- Obama shortens sentence of inmate from Cape (1/19/17)9
- Jackson police describe night of anger, car crashes, drug possession by 18-year-old (1/22/17)5
- Business notebook: Jackson salon owner also opens a clothing store (1/16/17)
- Area hospitals hope a box helps prevent infant deaths (1/19/17)6
- Meat-processing plant faces $70K penalty for Clean Water Act violations (1/17/17)4
- Local students to perform with choir at inauguration (1/19/17)3
- Southeast to lose $3.5 million from state in budget cuts (1/18/17)21
- Subjects of interest in 1992 killing take polygraph tests; results not revealed (1/18/17)2
- Governor cuts $146 million, colleges take hit (1/17/17)

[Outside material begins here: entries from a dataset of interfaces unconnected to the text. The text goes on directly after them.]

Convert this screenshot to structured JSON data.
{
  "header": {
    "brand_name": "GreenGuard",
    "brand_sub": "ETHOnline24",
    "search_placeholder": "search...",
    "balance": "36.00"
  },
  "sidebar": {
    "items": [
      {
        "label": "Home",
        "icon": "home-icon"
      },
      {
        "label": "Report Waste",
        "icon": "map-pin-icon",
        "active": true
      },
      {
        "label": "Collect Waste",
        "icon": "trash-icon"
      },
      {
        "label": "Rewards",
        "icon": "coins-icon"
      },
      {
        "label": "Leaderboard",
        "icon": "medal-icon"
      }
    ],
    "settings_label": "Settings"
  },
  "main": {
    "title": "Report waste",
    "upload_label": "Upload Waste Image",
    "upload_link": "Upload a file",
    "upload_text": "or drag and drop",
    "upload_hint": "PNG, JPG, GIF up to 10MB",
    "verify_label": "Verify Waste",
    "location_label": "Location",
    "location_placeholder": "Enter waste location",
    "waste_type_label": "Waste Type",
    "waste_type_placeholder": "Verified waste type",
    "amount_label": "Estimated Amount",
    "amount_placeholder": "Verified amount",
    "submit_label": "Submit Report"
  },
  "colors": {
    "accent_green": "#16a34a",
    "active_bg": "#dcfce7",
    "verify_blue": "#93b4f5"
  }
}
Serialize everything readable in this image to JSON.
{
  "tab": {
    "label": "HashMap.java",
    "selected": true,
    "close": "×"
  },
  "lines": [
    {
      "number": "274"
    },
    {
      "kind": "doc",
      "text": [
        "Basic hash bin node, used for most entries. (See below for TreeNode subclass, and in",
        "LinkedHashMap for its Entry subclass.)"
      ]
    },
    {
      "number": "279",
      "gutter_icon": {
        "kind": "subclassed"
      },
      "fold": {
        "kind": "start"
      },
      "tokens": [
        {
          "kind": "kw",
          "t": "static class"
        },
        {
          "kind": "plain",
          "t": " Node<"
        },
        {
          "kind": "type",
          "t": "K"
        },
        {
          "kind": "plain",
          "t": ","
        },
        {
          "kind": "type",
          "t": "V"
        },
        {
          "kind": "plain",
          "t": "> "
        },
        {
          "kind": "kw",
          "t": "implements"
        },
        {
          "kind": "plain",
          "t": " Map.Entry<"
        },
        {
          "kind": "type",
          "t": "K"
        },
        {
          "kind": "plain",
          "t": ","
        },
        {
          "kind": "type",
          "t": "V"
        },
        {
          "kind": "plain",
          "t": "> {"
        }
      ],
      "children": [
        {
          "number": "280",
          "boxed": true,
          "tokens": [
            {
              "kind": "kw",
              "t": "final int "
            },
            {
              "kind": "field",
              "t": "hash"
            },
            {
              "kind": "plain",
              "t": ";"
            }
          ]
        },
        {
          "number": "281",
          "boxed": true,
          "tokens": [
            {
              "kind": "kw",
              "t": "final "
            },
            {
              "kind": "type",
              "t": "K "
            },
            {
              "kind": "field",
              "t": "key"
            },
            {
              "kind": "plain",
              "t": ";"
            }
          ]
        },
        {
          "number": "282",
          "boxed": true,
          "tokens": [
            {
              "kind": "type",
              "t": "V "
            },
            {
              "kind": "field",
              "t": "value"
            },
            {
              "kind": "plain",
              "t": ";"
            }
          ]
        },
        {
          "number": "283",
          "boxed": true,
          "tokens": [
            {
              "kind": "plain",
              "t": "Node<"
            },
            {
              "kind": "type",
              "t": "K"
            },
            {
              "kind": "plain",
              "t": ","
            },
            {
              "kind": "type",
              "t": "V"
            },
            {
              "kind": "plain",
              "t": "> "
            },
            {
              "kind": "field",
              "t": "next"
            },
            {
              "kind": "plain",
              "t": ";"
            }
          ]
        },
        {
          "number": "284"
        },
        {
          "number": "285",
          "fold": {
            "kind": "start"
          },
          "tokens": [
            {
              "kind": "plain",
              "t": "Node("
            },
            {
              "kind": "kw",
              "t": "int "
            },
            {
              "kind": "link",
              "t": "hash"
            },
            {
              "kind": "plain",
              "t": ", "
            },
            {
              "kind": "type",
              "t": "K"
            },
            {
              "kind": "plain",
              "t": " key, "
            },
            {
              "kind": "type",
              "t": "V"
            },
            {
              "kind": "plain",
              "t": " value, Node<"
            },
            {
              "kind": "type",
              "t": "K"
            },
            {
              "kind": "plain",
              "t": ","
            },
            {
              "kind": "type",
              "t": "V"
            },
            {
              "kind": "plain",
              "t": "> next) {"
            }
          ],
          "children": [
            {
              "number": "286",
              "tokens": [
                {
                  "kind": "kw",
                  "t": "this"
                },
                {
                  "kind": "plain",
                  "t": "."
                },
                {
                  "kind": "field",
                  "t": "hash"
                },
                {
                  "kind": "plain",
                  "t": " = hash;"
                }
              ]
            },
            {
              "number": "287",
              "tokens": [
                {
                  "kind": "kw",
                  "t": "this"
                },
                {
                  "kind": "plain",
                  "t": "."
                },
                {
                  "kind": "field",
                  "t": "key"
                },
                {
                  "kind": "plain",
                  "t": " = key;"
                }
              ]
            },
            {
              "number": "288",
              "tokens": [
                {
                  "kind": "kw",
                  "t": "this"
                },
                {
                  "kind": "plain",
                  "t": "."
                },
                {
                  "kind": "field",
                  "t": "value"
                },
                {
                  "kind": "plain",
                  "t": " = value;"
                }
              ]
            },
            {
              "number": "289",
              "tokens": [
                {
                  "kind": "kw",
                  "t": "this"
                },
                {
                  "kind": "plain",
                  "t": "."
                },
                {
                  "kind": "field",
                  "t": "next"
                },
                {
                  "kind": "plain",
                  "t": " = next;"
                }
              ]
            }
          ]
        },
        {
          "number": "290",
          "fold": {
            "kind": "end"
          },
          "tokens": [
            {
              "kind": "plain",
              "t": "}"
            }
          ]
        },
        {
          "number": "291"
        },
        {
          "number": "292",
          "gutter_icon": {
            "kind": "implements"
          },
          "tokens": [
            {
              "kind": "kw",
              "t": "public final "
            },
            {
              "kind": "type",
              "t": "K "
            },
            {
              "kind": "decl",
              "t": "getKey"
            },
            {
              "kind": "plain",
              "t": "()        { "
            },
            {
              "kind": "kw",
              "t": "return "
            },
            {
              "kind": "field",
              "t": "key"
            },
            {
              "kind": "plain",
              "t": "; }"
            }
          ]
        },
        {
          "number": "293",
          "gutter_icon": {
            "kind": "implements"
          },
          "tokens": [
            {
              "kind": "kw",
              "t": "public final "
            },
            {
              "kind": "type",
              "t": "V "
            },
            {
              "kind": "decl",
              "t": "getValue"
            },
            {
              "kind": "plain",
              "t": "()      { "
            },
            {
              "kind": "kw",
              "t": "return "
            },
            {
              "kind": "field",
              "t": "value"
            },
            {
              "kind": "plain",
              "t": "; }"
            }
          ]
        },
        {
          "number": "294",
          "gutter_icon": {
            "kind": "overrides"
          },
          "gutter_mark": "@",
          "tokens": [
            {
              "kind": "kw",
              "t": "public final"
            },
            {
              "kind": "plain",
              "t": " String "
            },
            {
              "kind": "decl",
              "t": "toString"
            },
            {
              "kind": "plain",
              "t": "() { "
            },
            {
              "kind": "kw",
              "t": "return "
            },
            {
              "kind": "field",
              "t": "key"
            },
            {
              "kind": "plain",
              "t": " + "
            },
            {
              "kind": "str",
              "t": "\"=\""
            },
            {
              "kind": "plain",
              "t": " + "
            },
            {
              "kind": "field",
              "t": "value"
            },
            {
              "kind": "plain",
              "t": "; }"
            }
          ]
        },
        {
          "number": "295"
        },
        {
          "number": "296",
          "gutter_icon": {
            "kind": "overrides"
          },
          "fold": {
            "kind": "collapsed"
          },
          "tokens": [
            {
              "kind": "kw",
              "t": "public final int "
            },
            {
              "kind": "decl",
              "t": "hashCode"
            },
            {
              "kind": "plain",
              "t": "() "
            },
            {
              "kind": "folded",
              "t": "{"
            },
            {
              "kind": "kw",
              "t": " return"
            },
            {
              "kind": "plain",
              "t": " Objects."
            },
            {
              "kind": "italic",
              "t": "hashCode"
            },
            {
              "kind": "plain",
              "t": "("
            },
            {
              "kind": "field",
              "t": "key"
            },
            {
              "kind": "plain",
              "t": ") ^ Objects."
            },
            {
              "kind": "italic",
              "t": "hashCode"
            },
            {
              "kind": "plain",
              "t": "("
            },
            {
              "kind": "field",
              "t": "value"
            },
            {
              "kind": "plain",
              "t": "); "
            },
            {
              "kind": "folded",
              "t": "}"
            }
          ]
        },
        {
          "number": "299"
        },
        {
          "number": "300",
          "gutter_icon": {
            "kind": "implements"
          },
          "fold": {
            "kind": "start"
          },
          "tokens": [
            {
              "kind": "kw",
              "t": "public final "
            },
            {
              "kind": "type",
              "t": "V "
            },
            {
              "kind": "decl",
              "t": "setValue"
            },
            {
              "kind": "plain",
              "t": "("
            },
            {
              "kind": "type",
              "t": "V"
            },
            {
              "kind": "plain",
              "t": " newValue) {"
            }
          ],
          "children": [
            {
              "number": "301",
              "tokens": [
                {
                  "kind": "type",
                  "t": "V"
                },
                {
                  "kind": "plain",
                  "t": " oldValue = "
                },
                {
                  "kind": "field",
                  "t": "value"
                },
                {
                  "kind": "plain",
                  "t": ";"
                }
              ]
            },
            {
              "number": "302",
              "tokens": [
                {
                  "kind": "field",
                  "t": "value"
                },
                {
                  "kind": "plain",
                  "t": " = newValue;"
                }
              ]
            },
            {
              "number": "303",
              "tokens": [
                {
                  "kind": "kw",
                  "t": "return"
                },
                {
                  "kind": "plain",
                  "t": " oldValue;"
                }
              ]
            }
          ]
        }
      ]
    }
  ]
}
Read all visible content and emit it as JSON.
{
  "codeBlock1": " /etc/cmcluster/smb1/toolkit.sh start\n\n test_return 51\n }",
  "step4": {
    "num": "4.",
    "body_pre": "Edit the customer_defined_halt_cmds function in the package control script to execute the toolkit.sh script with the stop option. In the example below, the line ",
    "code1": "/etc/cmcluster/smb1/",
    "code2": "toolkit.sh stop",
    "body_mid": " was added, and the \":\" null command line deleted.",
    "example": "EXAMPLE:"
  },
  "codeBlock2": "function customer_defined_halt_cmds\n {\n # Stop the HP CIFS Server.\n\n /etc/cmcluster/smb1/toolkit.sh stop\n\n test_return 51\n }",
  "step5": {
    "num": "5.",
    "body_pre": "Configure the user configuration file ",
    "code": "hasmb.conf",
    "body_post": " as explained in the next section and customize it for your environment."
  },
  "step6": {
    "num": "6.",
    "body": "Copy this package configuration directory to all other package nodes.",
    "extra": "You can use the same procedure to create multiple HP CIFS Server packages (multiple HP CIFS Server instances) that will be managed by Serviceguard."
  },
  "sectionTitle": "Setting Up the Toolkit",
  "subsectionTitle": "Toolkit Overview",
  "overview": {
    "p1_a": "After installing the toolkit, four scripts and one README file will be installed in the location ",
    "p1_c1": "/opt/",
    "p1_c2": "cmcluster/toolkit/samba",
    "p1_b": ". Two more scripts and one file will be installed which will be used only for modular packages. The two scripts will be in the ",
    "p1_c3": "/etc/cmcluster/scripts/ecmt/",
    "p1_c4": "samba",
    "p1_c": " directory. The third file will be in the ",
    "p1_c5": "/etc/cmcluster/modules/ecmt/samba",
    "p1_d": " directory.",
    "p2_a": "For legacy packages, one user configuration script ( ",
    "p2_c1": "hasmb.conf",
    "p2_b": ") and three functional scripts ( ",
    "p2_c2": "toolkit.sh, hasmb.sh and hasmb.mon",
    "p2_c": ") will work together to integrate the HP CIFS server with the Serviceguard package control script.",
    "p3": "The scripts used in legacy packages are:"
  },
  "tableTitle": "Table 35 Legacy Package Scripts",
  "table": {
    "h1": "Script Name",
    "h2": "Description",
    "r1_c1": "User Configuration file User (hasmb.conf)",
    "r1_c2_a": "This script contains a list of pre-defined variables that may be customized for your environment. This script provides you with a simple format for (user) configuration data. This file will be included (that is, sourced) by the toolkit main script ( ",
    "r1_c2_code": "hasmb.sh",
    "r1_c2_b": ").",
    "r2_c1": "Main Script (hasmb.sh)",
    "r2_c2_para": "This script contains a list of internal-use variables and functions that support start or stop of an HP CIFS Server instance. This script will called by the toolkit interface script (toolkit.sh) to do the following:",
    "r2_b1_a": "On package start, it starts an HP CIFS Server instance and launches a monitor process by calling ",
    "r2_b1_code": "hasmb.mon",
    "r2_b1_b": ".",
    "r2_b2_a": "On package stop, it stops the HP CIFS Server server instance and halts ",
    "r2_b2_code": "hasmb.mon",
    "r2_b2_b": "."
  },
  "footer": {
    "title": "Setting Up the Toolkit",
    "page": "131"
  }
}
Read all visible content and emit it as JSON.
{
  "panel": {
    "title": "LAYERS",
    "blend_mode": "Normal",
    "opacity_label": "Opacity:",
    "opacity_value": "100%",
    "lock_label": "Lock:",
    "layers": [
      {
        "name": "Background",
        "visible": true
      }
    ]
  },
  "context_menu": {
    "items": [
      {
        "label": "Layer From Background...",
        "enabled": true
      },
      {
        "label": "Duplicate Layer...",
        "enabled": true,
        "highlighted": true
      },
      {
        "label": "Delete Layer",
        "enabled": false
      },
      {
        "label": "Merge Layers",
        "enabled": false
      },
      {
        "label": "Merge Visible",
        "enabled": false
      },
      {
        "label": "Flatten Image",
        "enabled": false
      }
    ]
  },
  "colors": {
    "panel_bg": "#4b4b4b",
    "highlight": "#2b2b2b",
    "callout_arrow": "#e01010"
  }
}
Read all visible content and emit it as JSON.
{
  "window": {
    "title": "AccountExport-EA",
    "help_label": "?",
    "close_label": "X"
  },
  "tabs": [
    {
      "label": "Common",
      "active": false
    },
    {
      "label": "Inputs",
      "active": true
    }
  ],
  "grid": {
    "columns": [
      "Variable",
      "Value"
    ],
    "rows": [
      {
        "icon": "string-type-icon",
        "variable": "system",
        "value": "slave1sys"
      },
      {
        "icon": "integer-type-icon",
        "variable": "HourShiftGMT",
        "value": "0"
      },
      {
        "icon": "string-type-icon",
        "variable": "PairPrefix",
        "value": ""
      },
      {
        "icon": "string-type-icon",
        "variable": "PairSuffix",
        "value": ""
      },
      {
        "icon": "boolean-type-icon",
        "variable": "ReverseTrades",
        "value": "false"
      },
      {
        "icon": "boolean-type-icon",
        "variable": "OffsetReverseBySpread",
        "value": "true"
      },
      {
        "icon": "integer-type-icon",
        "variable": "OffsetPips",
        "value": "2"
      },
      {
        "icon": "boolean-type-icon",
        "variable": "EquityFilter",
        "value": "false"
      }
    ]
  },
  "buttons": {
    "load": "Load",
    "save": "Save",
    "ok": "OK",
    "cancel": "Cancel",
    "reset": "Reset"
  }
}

- Comedian, cancer survivor Tom Green headlines sold-out Cancer Center benefit (1/22/17)
Key developments concerning Iraq
The United States began deploying its most experienced peacekeeping unit in the Iraqi capital. The U.S. Army's 1st Armored Division is scheduled to replace the 3rd Infantry Division -- a move that will reduce the number of U.S. troops in Iraq from 170,000 to just over 100,000.
The U.S.-backed Iraqi Health Ministry ordered an immediate health survey around the sprawling but dormant Tuwaitha nuclear plant outside Baghdad. Members of the Iraqi nuclear agency have expressed worry about radiation damage to those living nearby.
The U.N. Development Program's chief adviser, Maurice Albert, said electricity shortages will taper off soon. He said Iraq's dilapidated power plants need overhauls but are still functioning. However, over the next few years, he said the country needs massive investment to fix its energy infrastructure.
In another sign normalcy could be returning, 740 Iraqi refugees left Lebanon by bus bound for their homes.
The International Committee of the Red Cross suspended shuttles from Baghdad to the northern city of Irbil after a Japanese aid vehicle was peppered by 15 bullets. No one was injured and the ICRC did not say when the shooting occurred.